Generators are collections of like nodes that comprise the tree model.
“Generators” are groups of like nodes that comprise the tree model (each individual tree part such as a branch or leaf card is called a node). With a typical tree model, there will be a generator for the trunk that generates one node (the trunk itself), a generator for the main branches that may have many individual nodes, and a generator for the leaves that grows off of these branches that has even more nodes.
The basic structure of the tree is defined by the generators and how they are linked together in the 'Generation Editor', depicted to the right.
There are multiple types of generators and each one has a set of common properties (parameters you can edit to change how nodes are generated) and a set of properties unique to that generator type.
The properties common to all generators (except the tree generator, see below) are in the “Generation” and “Forces” property groups. The properties in the Generation group control the amount, placement, and growth direction of the generated nodes.
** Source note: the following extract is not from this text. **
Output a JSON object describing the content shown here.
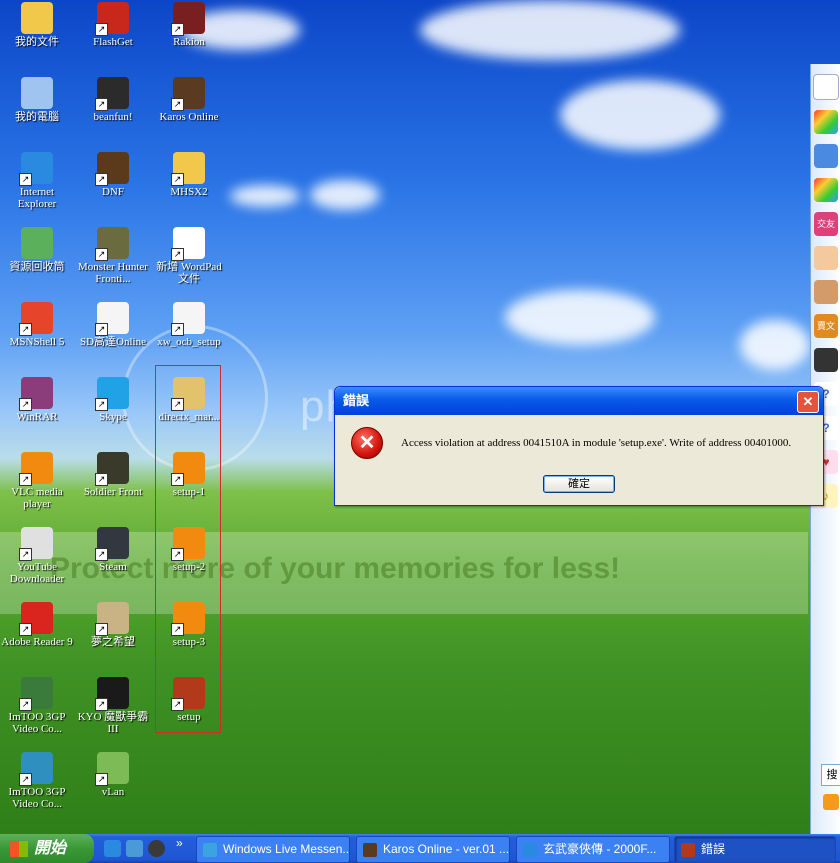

The 'Forces' group simply controls how much each force is applied to the nodes created by the generator.
Each generator has context-sensitive help, displayed at the bottom of the 'Property Editor' whenever a property is edited or clicked on. This is the easiest way to learn how to edit tree properties.
|Throughout this manual, teal colored hyperlinks represent links to context help pages. These are basic property descriptions of any individual properties that may be referenced here in the help manual.|
There are several types of generators and each one creates its own type of nodes. The types of generators are listed below:
Every tree model has exactly one “Tree Generator”. This is the only generator that does not have a “Generation” property group (it is always at the root of the hierarchy). Add other generators to the 'Tree Generator' to start modeling. The 'Tree Generator' also houses global tree settings such as for level of detail, leaf collision, and degradation.
The 'Spine Generator' is responsible for generating spine nodes. A “spine” defines the center line of a branch or frond, so both branches and fronds are part of the Spine Generator. The icon will change depending on the enabled geometry types. The four states are spine (no branches or fronds), branches, fronds, or both (branches and fronds).
Hand Drawn Generators
'Hand drawn' generators are signified with a “drawing hand” overlay in the lower right corner of the icon. Each branch level has a “target” hand drawn generator that has a check ('√') next to the hand overlay.
The 'Leaf Generator' is responsible for generating leaf nodes. Leaves can be of two types: leaf cards (billboards) or leaf meshes (arbitrary mesh objects imported into the Mesh Asset bar).
The 'Zone Generator' serves as a parent for other objects to grow off of, similar to the 'Tree Generator'. 'Zone generators' are either of the disc or mesh variety.
The 'Proxy Generator' creates stand-in objects called “proxies” that usually get attached to a 'Zone Generator'. The position, scale, and rotation of proxy nodes can be exported as a tree location file in 'SWA' format.
The 'Generation Editor' is where connectivity between generators is edited. Any single generator can have multiple child generators, such as knotholes, small branches, and leaves all coming off of a single trunk. Add and remove generators with the 'Generation Editor' toolbar, or through the right-click menu.
Links are what determine connectivity between generators. Links are created by dragging a generator icon on top of a desired parent generator's icon. A “bull's eye” overlay will appear over valid parent icons when dragged over. The number of nodes being generated is depicted to the right of each link.
Click on either the icon in the 'Generation Editor' or directly on the tree parts in the 'Tree Window' to select generators. When selected, every node in the generator will become highlighted in cyan. It will only stay highlighted until a property is edited in the 'Property Editor'. The highlighting behavior can be changed via the “Highlight” menu button on the 'Tree Window' toolbar, or temporarily disabled by pressing the tilde (~) key (highlighting will return on the next selection).
Edited nodes highlight in green rather than cyan, as seen in the diagram above. Nodes can be edited by entering node selection mode. Node selection mode is toggled via the 'Tree Window' toolbar. When enabled, individual nodes are accessible, which will highlight in red or orange, depending on whether they have previously been node edited or not.